2.1 / 5 (19) Oct 03, 2013
I think researchers who are always couching their results in "May" and "Could" and "Suggests" as a straight forward kind of a verifiable issue, should be dragged out and shot.

I am tired of reading about "Oh it might / could / indicates / appear too" being served up as quantifiable fact.
Neinsense99
2.1 / 5 (14) Oct 03, 2013
I think researchers who are always couching their results in "May" and "Could" and "Suggests" as a straight forward kind of a verifiable issue, should be dragged out and shot.

I am tired of reading about "Oh it might / could / indicates / appear too" being served up as quantifiable fact.

Your comment speaks for itself, and what it says is not flattering.
VendicarE
3 / 5 (7) Oct 03, 2013
"I think researchers who are always couching their results in "May" and "Could" and "Suggests" a straight forward kind of a verifiable issue, should be dragged out and shot." - Humpty

I think that Humpty is absolutely certain that the sun will rise tomorrow.

As scientists, we know that there is no certainty in Humpty's belief.

He is an intellectual child.

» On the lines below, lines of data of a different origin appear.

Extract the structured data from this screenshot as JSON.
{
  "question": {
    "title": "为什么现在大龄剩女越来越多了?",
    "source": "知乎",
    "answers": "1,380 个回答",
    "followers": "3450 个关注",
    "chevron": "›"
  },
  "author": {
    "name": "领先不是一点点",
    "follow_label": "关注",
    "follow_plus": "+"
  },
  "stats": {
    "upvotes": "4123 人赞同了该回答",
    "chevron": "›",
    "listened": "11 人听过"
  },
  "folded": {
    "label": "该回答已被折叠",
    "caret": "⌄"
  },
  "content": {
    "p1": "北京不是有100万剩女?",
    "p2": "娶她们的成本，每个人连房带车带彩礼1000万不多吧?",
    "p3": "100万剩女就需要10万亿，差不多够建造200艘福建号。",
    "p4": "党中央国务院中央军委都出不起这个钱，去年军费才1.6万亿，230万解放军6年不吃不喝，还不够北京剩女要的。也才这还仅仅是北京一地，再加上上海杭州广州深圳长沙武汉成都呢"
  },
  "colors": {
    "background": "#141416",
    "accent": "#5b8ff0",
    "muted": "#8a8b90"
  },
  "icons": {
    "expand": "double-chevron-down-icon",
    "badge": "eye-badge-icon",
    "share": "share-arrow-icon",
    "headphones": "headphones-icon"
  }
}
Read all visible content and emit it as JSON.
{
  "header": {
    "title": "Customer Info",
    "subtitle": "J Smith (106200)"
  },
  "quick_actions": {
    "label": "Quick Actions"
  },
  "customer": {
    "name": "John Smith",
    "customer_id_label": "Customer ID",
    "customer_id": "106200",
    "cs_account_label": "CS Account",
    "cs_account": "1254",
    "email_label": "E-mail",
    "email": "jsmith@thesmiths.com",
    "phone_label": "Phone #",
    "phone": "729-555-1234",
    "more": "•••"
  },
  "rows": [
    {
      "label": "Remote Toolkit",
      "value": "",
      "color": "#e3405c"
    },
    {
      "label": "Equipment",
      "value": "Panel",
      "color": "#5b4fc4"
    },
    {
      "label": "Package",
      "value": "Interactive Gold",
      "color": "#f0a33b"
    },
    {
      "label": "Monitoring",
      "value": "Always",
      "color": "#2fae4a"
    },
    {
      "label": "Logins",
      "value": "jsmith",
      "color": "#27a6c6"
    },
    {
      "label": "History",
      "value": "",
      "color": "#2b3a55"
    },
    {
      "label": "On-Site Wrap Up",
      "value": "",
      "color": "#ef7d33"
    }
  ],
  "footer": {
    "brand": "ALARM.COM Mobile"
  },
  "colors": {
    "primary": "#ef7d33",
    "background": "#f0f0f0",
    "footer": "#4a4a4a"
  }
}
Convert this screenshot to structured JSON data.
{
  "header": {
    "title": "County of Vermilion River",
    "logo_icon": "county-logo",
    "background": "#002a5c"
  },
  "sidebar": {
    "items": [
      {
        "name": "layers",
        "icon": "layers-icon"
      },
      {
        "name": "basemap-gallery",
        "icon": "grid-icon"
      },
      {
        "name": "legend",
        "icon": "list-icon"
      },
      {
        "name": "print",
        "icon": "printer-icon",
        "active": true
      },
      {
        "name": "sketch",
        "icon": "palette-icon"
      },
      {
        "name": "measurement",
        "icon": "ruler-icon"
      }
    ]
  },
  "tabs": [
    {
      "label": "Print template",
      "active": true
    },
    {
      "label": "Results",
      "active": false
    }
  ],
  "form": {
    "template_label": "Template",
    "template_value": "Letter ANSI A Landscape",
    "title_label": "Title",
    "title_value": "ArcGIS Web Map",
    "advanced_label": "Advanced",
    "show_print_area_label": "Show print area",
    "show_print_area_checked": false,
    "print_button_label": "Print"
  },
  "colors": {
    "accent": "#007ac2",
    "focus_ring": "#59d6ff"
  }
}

Scarlett
1.5 / 5 (15) Oct 04, 2013
"Warmer oceans could raise mercury levels in fish"

I guess it's a good thing the oceans have been COOLING OFF for at least the last 15 years, then, huh?

Another purely political, anti-science alarmist piece from Phys.org! :D
VendicarE
3.1 / 5 (7) Oct 04, 2013
Another lie from the denialist camp.

"I guess it's a good thing the oceans have been COOLING OFF for at least the last 15 years, then," - ScarletTard

In fact as the following plot shows, global average ocean temperatures have risen by about 0.01'C since 2000.

http://www.woodfo...rom:2000

We expect to see ocean temperatures increase at that kind of rate since the heat capacity of water is 2 orders of magnitude greater than that of air.

ScarletTard is incapable of comprehending that fact.
Humpty
1.4 / 5 (11) Oct 06, 2013
According to research, it current indicates, that all the people who have appeared to have responded to this post, could actually have responded and may in fact have responded, which might, demonstrate that they could have appeared to have responded, which appears to support current research.

However the results are merely indicative.
Howhot
4 / 5 (4) Oct 09, 2013
According to research, it current indicates, that all the people who have appeared to have responded to this post, could actually have responded and may in fact have responded, which might, demonstrate that they could have appeared to have responded, which appears to support current research.

However the results are merely indicative.


And thus spoke a once spoiled cute little boy, now stoned and being an ass.